→ Working data

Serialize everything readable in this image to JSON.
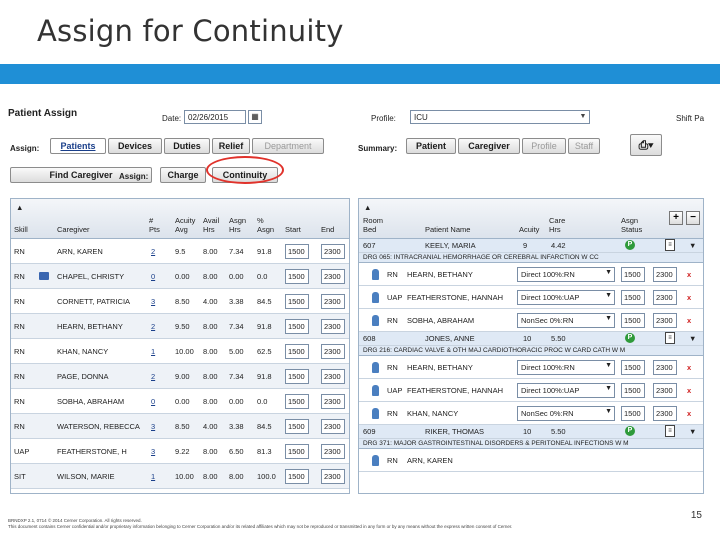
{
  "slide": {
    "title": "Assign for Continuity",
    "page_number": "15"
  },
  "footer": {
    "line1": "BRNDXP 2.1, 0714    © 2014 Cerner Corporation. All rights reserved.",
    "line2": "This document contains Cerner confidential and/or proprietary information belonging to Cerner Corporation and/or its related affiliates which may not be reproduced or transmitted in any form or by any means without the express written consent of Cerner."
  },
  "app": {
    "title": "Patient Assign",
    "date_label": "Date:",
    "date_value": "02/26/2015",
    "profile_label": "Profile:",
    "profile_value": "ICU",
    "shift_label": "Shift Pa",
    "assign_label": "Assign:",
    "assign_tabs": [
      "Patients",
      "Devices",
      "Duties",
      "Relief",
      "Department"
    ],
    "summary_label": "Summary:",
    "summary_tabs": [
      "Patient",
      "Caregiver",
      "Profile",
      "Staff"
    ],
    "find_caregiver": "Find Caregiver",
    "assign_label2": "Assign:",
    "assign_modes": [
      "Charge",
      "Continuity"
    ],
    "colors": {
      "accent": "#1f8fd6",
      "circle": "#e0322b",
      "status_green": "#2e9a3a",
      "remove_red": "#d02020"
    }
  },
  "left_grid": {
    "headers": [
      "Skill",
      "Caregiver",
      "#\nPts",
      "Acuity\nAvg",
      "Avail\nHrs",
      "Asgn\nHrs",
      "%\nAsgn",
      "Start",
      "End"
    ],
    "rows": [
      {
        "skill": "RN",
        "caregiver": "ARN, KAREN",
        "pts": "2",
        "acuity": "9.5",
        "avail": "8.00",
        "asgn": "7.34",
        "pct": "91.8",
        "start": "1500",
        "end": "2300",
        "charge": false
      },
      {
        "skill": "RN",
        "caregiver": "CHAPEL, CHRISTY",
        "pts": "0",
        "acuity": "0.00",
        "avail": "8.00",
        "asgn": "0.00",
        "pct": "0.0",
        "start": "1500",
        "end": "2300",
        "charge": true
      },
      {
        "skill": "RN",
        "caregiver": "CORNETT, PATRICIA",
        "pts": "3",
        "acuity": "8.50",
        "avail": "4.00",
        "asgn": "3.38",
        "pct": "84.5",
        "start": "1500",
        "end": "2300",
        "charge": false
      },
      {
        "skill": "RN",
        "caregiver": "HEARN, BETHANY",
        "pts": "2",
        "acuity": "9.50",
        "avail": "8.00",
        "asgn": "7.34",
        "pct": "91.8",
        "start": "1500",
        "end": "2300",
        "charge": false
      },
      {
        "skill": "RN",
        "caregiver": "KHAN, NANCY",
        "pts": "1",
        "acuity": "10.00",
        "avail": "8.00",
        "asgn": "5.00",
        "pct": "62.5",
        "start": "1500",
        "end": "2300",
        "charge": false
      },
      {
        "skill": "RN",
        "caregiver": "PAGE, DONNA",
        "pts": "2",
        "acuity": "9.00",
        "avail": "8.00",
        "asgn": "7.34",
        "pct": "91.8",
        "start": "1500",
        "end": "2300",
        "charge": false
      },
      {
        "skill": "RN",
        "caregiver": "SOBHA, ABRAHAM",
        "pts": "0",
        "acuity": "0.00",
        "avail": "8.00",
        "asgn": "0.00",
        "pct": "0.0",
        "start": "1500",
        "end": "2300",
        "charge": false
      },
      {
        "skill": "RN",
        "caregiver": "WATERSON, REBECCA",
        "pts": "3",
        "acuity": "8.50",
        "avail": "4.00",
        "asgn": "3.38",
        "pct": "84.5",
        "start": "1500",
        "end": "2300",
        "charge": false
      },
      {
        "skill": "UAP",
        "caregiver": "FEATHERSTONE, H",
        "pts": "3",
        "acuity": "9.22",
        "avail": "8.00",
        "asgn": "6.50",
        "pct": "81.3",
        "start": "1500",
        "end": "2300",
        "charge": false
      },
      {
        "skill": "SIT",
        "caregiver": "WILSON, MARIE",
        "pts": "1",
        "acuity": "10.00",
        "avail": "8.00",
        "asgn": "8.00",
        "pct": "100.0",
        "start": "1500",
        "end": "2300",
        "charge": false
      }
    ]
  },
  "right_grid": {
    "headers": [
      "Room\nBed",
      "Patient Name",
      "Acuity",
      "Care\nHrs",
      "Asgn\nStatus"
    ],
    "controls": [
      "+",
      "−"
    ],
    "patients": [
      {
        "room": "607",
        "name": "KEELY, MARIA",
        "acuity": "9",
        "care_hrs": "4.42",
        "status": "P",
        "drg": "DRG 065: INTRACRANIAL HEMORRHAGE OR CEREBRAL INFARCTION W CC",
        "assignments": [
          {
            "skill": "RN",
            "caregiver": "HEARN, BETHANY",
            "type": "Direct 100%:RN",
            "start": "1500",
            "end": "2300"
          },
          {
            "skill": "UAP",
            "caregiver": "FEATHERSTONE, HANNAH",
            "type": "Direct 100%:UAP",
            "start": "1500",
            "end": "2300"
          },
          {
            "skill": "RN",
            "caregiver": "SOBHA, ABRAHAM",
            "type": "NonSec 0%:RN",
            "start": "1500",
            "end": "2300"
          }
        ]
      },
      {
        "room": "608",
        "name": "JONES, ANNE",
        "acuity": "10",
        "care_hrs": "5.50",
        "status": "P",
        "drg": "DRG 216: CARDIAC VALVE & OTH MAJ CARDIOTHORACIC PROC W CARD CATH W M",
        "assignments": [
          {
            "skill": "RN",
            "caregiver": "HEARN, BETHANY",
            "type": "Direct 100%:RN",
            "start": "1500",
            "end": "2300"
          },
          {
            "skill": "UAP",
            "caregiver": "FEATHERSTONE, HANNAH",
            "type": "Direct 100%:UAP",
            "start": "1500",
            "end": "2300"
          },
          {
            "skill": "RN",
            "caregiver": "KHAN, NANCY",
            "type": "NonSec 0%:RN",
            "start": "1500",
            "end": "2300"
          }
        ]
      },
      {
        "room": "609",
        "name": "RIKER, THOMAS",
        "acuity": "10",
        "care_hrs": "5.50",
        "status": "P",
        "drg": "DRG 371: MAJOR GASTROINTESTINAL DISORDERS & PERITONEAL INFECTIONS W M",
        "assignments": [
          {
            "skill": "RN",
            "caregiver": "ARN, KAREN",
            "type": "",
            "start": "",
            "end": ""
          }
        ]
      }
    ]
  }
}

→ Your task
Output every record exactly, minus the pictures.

→ Solved problem
Serialize everything readable in this image to JSON.
{
  "slide": {
    "title": "Assign for Continuity",
    "page_number": "15"
  },
  "footer": {
    "line1": "BRNDXP 2.1, 0714    © 2014 Cerner Corporation. All rights reserved.",
    "line2": "This document contains Cerner confidential and/or proprietary information belonging to Cerner Corporation and/or its related affiliates which may not be reproduced or transmitted in any form or by any means without the express written consent of Cerner."
  },
  "app": {
    "title": "Patient Assign",
    "date_label": "Date:",
    "date_value": "02/26/2015",
    "profile_label": "Profile:",
    "profile_value": "ICU",
    "shift_label": "Shift Pa",
    "assign_label": "Assign:",
    "assign_tabs": [
      "Patients",
      "Devices",
      "Duties",
      "Relief",
      "Department"
    ],
    "summary_label": "Summary:",
    "summary_tabs": [
      "Patient",
      "Caregiver",
      "Profile",
      "Staff"
    ],
    "find_caregiver": "Find Caregiver",
    "assign_label2": "Assign:",
    "assign_modes": [
      "Charge",
      "Continuity"
    ],
    "colors": {
      "accent": "#1f8fd6",
      "circle": "#e0322b",
      "status_green": "#2e9a3a",
      "remove_red": "#d02020"
    }
  },
  "left_grid": {
    "headers": [
      "Skill",
      "Caregiver",
      "#\nPts",
      "Acuity\nAvg",
      "Avail\nHrs",
      "Asgn\nHrs",
      "%\nAsgn",
      "Start",
      "End"
    ],
    "rows": [
      {
        "skill": "RN",
        "caregiver": "ARN, KAREN",
        "pts": "2",
        "acuity": "9.5",
        "avail": "8.00",
        "asgn": "7.34",
        "pct": "91.8",
        "start": "1500",
        "end": "2300",
        "charge": false
      },
      {
        "skill": "RN",
        "caregiver": "CHAPEL, CHRISTY",
        "pts": "0",
        "acuity": "0.00",
        "avail": "8.00",
        "asgn": "0.00",
        "pct": "0.0",
        "start": "1500",
        "end": "2300",
        "charge": true
      },
      {
        "skill": "RN",
        "caregiver": "CORNETT, PATRICIA",
        "pts": "3",
        "acuity": "8.50",
        "avail": "4.00",
        "asgn": "3.38",
        "pct": "84.5",
        "start": "1500",
        "end": "2300",
        "charge": false
      },
      {
        "skill": "RN",
        "caregiver": "HEARN, BETHANY",
        "pts": "2",
        "acuity": "9.50",
        "avail": "8.00",
        "asgn": "7.34",
        "pct": "91.8",
        "start": "1500",
        "end": "2300",
        "charge": false
      },
      {
        "skill": "RN",
        "caregiver": "KHAN, NANCY",
        "pts": "1",
        "acuity": "10.00",
        "avail": "8.00",
        "asgn": "5.00",
        "pct": "62.5",
        "start": "1500",
        "end": "2300",
        "charge": false
      },
      {
        "skill": "RN",
        "caregiver": "PAGE, DONNA",
        "pts": "2",
        "acuity": "9.00",
        "avail": "8.00",
        "asgn": "7.34",
        "pct": "91.8",
        "start": "1500",
        "end": "2300",
        "charge": false
      },
      {
        "skill": "RN",
        "caregiver": "SOBHA, ABRAHAM",
        "pts": "0",
        "acuity": "0.00",
        "avail": "8.00",
        "asgn": "0.00",
        "pct": "0.0",
        "start": "1500",
        "end": "2300",
        "charge": false
      },
      {
        "skill": "RN",
        "caregiver": "WATERSON, REBECCA",
        "pts": "3",
        "acuity": "8.50",
        "avail": "4.00",
        "asgn": "3.38",
        "pct": "84.5",
        "start": "1500",
        "end": "2300",
        "charge": false
      },
      {
        "skill": "UAP",
        "caregiver": "FEATHERSTONE, H",
        "pts": "3",
        "acuity": "9.22",
        "avail": "8.00",
        "asgn": "6.50",
        "pct": "81.3",
        "start": "1500",
        "end": "2300",
        "charge": false
      },
      {
        "skill": "SIT",
        "caregiver": "WILSON, MARIE",
        "pts": "1",
        "acuity": "10.00",
        "avail": "8.00",
        "asgn": "8.00",
        "pct": "100.0",
        "start": "1500",
        "end": "2300",
        "charge": false
      }
    ]
  },
  "right_grid": {
    "headers": [
      "Room\nBed",
      "Patient Name",
      "Acuity",
      "Care\nHrs",
      "Asgn\nStatus"
    ],
    "controls": [
      "+",
      "−"
    ],
    "patients": [
      {
        "room": "607",
        "name": "KEELY, MARIA",
        "acuity": "9",
        "care_hrs": "4.42",
        "status": "P",
        "drg": "DRG 065: INTRACRANIAL HEMORRHAGE OR CEREBRAL INFARCTION W CC",
        "assignments": [
          {
            "skill": "RN",
            "caregiver": "HEARN, BETHANY",
            "type": "Direct 100%:RN",
            "start": "1500",
            "end": "2300"
          },
          {
            "skill": "UAP",
            "caregiver": "FEATHERSTONE, HANNAH",
            "type": "Direct 100%:UAP",
            "start": "1500",
            "end": "2300"
          },
          {
            "skill": "RN",
            "caregiver": "SOBHA, ABRAHAM",
            "type": "NonSec 0%:RN",
            "start": "1500",
            "end": "2300"
          }
        ]
      },
      {
        "room": "608",
        "name": "JONES, ANNE",
        "acuity": "10",
        "care_hrs": "5.50",
        "status": "P",
        "drg": "DRG 216: CARDIAC VALVE & OTH MAJ CARDIOTHORACIC PROC W CARD CATH W M",
        "assignments": [
          {
            "skill": "RN",
            "caregiver": "HEARN, BETHANY",
            "type": "Direct 100%:RN",
            "start": "1500",
            "end": "2300"
          },
          {
            "skill": "UAP",
            "caregiver": "FEATHERSTONE, HANNAH",
            "type": "Direct 100%:UAP",
            "start": "1500",
            "end": "2300"
          },
          {
            "skill": "RN",
            "caregiver": "KHAN, NANCY",
            "type": "NonSec 0%:RN",
            "start": "1500",
            "end": "2300"
          }
        ]
      },
      {
        "room": "609",
        "name": "RIKER, THOMAS",
        "acuity": "10",
        "care_hrs": "5.50",
        "status": "P",
        "drg": "DRG 371: MAJOR GASTROINTESTINAL DISORDERS & PERITONEAL INFECTIONS W M",
        "assignments": [
          {
            "skill": "RN",
            "caregiver": "ARN, KAREN",
            "type": "",
            "start": "",
            "end": ""
          }
        ]
      }
    ]
  }
}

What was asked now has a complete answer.